The author on the true summit of Trisul 1 at 7145 metres: this was only the second time the true summit of the mountain had been reached. (Jacket shown is our warmest goose down jacket the Fjorm)
Right up until this point, we did not know if we would make the summit, and for the first time in a month, I feel we can do it. The final summit slopes go on for an eternity, with false summits and huge cornices, until finally there is nowhere else up to go. We’ve made it to the true summit of Trisul at 7145m. The views across the Nanda Devi sanctuary towards Nanda Devi East and Nanda Devi Main bring back fond memories of my trip there with Martin Moran two years ago. For now, though, we just sit and absorb the moment. It’s times like these that everything seems so simple and so clear.

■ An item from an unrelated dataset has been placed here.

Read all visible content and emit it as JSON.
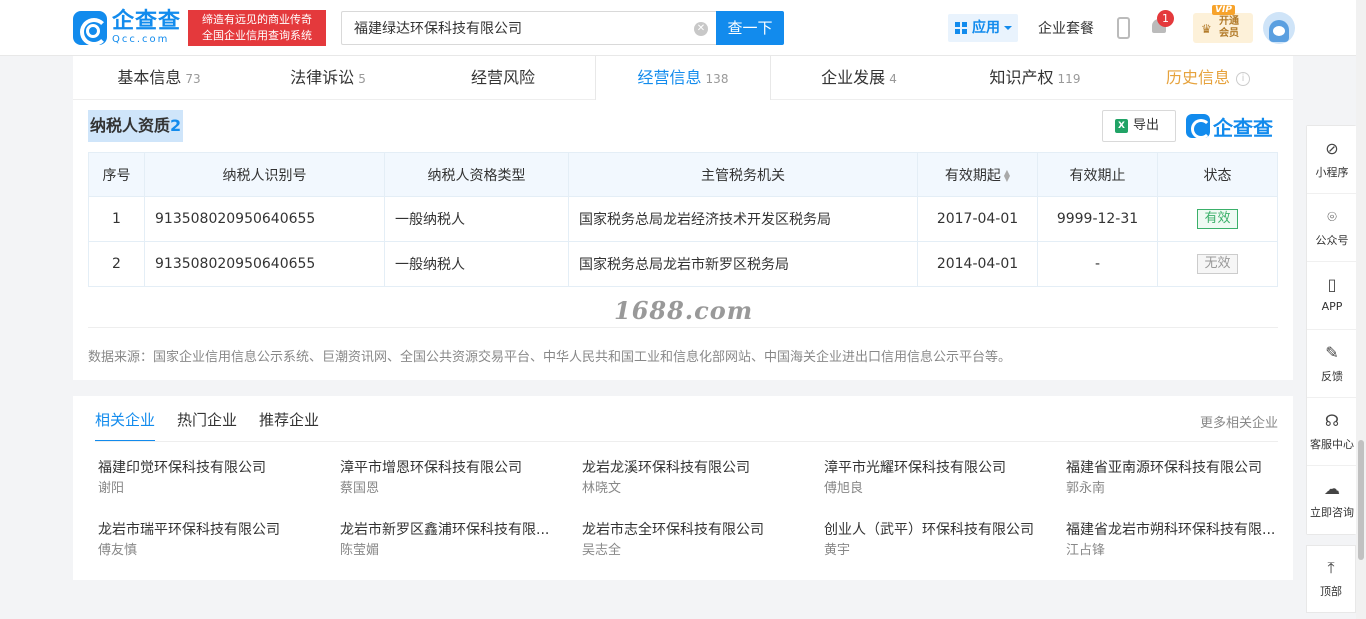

After a fair bit of down-climbing and abseiling, the little yellow bivi tents of Camp 4 are a welcome sight, in preparation for the long descent back down to Camp 1 tomorrow morning. On Sunday the 8th October we all roll into Base Camp, on day 23 of the expedition, flushed with success and full of relief: we’re all ready to go home.
The 2017 British Trisul Expedition was led by Mark Thomas, an IFMGA Mountain Guide & Jottnar Pro Team member. It was the 2nd ascent to the true summit of Trisul via the West Ridge, and the 1st British ascent of the mountain by this route. The team comprised of Jack Waters, Ian Wade, Zachary Quain, John Mclaren, Arun Mahajan, Benji Fry, Chetan, Furtemba, Martin Moran and Mark Thomas.